:: About this exercise ::
Exactly how many lines in the entries contain "functions"? Give that number alone.

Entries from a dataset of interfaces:

---

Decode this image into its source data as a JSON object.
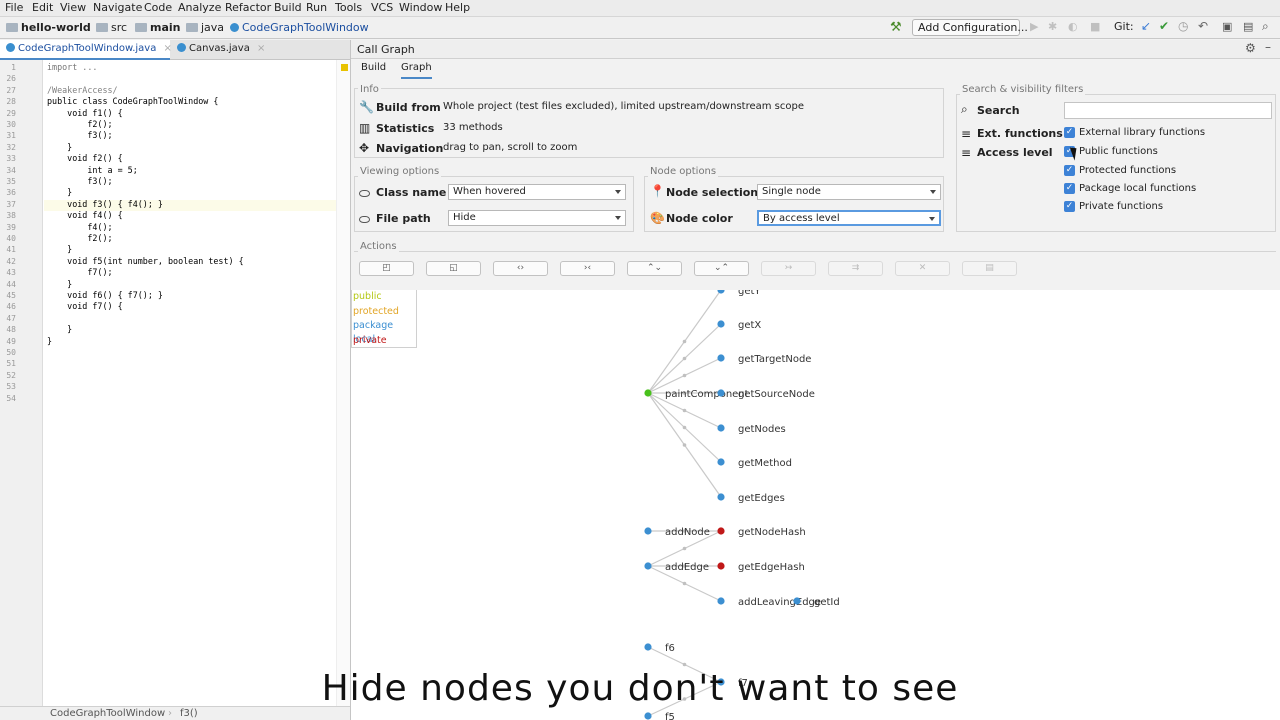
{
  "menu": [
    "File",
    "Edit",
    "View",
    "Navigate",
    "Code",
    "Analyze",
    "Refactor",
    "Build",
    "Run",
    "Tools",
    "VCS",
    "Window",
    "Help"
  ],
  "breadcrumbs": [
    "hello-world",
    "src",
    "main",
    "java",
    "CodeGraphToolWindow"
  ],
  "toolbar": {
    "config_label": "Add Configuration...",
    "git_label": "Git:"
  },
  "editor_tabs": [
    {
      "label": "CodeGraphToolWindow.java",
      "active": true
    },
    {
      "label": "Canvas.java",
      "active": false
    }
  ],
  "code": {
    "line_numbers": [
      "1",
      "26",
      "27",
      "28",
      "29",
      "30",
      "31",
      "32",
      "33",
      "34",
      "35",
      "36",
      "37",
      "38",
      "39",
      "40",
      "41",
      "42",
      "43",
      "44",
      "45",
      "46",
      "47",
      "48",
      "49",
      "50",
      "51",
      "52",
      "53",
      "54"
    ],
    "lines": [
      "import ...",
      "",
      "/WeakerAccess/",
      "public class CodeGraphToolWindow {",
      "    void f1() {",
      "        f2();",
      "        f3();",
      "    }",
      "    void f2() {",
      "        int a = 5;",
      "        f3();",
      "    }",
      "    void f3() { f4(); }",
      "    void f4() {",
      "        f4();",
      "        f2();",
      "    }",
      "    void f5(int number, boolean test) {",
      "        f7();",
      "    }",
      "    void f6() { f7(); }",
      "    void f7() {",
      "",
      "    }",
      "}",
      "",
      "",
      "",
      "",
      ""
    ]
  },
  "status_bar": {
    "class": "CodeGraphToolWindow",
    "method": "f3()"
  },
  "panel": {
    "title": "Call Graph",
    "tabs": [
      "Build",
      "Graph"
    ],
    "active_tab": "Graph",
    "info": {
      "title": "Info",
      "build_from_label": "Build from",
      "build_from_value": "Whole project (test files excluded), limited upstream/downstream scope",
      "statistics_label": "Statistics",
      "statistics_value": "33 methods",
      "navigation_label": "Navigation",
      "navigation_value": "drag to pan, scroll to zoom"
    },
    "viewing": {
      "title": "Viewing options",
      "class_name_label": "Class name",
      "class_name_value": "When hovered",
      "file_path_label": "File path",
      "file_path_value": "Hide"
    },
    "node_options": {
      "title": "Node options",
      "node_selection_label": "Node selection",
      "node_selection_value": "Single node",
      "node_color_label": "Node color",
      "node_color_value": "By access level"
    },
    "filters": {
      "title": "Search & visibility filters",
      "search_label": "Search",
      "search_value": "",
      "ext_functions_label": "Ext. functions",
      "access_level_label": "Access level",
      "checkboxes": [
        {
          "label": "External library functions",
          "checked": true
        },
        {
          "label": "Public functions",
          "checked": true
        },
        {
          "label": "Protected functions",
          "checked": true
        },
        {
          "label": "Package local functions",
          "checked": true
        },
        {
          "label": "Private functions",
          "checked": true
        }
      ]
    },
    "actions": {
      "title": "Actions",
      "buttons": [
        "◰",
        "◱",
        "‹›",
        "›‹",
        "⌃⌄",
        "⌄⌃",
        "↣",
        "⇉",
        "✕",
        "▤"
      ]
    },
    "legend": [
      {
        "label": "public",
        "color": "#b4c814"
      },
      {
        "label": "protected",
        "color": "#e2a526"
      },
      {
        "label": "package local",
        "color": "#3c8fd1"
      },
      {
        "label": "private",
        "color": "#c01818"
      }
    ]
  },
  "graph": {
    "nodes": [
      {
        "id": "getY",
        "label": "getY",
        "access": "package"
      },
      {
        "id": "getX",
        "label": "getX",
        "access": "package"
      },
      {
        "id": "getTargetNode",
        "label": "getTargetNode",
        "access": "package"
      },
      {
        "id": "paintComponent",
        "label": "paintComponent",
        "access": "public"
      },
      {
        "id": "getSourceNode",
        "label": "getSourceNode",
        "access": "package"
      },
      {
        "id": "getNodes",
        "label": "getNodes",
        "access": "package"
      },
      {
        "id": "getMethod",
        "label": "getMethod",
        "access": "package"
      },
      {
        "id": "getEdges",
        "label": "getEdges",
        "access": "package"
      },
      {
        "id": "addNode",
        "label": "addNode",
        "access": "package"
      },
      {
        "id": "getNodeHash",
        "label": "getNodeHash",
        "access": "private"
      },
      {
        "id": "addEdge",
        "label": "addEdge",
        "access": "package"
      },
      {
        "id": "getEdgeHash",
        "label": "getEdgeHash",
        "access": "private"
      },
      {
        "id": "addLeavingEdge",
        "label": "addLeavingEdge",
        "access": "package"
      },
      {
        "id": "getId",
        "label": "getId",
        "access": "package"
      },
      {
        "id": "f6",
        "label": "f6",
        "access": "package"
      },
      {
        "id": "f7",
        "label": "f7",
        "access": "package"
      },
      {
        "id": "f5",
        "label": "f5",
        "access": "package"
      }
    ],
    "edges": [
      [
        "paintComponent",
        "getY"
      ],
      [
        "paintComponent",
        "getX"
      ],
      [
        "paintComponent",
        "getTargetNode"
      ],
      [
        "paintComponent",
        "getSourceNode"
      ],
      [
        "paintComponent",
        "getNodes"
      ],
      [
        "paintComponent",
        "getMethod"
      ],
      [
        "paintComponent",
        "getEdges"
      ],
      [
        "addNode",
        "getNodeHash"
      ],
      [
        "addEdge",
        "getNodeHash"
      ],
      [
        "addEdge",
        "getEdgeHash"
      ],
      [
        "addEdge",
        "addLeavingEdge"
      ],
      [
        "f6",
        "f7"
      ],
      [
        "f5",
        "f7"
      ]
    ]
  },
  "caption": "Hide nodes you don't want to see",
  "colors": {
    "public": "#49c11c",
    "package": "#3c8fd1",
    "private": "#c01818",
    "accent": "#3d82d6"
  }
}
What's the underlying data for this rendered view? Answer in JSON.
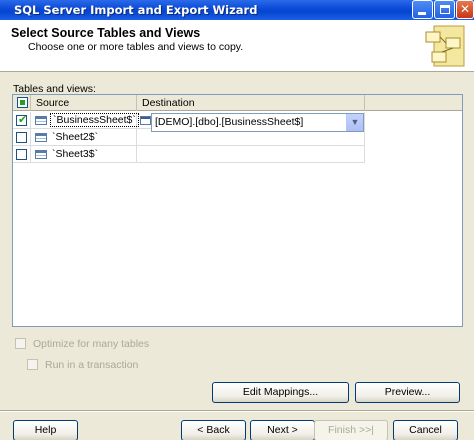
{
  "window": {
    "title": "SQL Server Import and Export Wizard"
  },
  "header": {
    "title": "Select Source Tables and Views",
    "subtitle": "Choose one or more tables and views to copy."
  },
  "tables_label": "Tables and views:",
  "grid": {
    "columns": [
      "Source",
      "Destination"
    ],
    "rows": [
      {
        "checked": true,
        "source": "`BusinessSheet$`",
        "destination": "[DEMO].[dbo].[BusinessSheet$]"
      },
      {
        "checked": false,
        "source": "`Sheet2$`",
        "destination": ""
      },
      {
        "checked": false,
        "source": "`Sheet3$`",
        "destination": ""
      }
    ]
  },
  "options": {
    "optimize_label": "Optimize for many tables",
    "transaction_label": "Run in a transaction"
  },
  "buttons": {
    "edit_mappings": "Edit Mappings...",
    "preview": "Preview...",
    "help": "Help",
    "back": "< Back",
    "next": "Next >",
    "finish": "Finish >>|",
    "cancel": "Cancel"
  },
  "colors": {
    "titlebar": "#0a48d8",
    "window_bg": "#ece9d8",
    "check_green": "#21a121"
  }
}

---

:: Finished exercise ::
6